For this exercise, reproduce the records exactly as they stand and do not carry any images over.
***** AVAILABLE DATA *****
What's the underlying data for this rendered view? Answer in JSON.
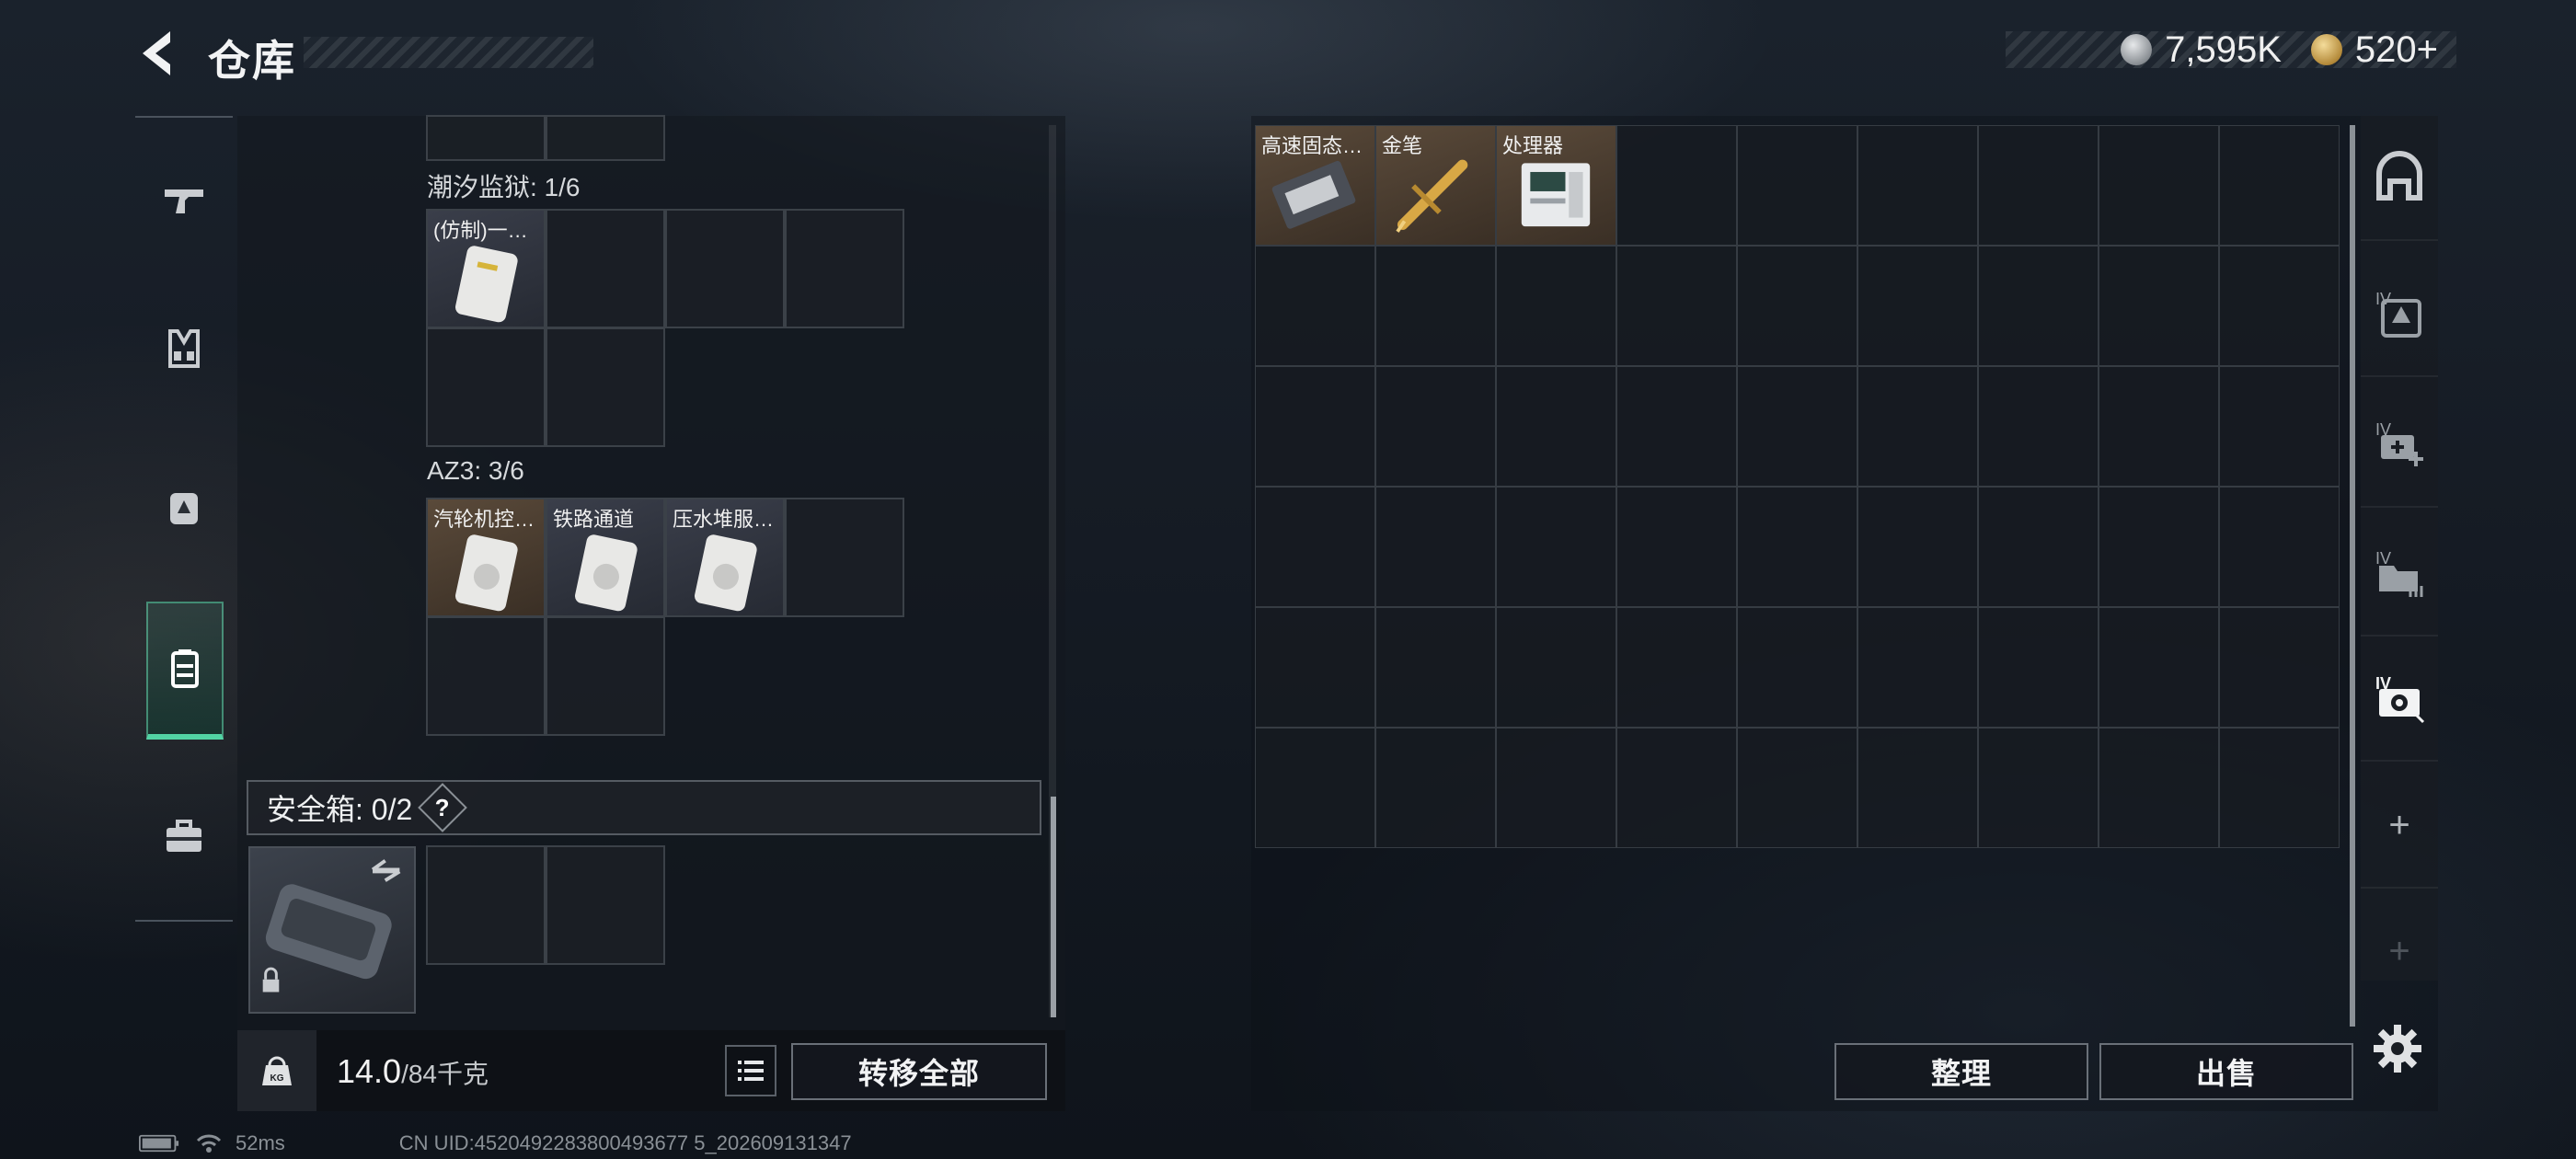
{
  "header": {
    "title": "仓库",
    "currency_silver": "7,595K",
    "currency_gold": "520+"
  },
  "left": {
    "sections": [
      {
        "label": "潮汐监狱: 1/6",
        "items": [
          "(仿制)一…"
        ]
      },
      {
        "label": "AZ3: 3/6",
        "items": [
          "汽轮机控…",
          "铁路通道",
          "压水堆服…"
        ]
      }
    ],
    "safe_box": {
      "label": "安全箱: 0/2",
      "help": "?"
    },
    "weight": {
      "current": "14.0",
      "max": "/84千克"
    },
    "transfer_all": "转移全部"
  },
  "right": {
    "items": [
      "高速固态…",
      "金笔",
      "处理器"
    ],
    "sort_button": "整理",
    "sell_button": "出售",
    "side_tab_plus": "+"
  },
  "status": {
    "ping": "52ms",
    "uid": "CN UID:4520492283800493677 5_202609131347"
  },
  "colors": {
    "accent": "#52d3a4",
    "item_brown": "#5a4a3a",
    "item_gray": "#3a3e4a"
  }
}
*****
* REPLY *
What's the underlying data for this rendered view? Answer in JSON.
{
  "header": {
    "title": "仓库",
    "currency_silver": "7,595K",
    "currency_gold": "520+"
  },
  "left": {
    "sections": [
      {
        "label": "潮汐监狱: 1/6",
        "items": [
          "(仿制)一…"
        ]
      },
      {
        "label": "AZ3: 3/6",
        "items": [
          "汽轮机控…",
          "铁路通道",
          "压水堆服…"
        ]
      }
    ],
    "safe_box": {
      "label": "安全箱: 0/2",
      "help": "?"
    },
    "weight": {
      "current": "14.0",
      "max": "/84千克"
    },
    "transfer_all": "转移全部"
  },
  "right": {
    "items": [
      "高速固态…",
      "金笔",
      "处理器"
    ],
    "sort_button": "整理",
    "sell_button": "出售",
    "side_tab_plus": "+"
  },
  "status": {
    "ping": "52ms",
    "uid": "CN UID:4520492283800493677 5_202609131347"
  },
  "colors": {
    "accent": "#52d3a4",
    "item_brown": "#5a4a3a",
    "item_gray": "#3a3e4a"
  }
}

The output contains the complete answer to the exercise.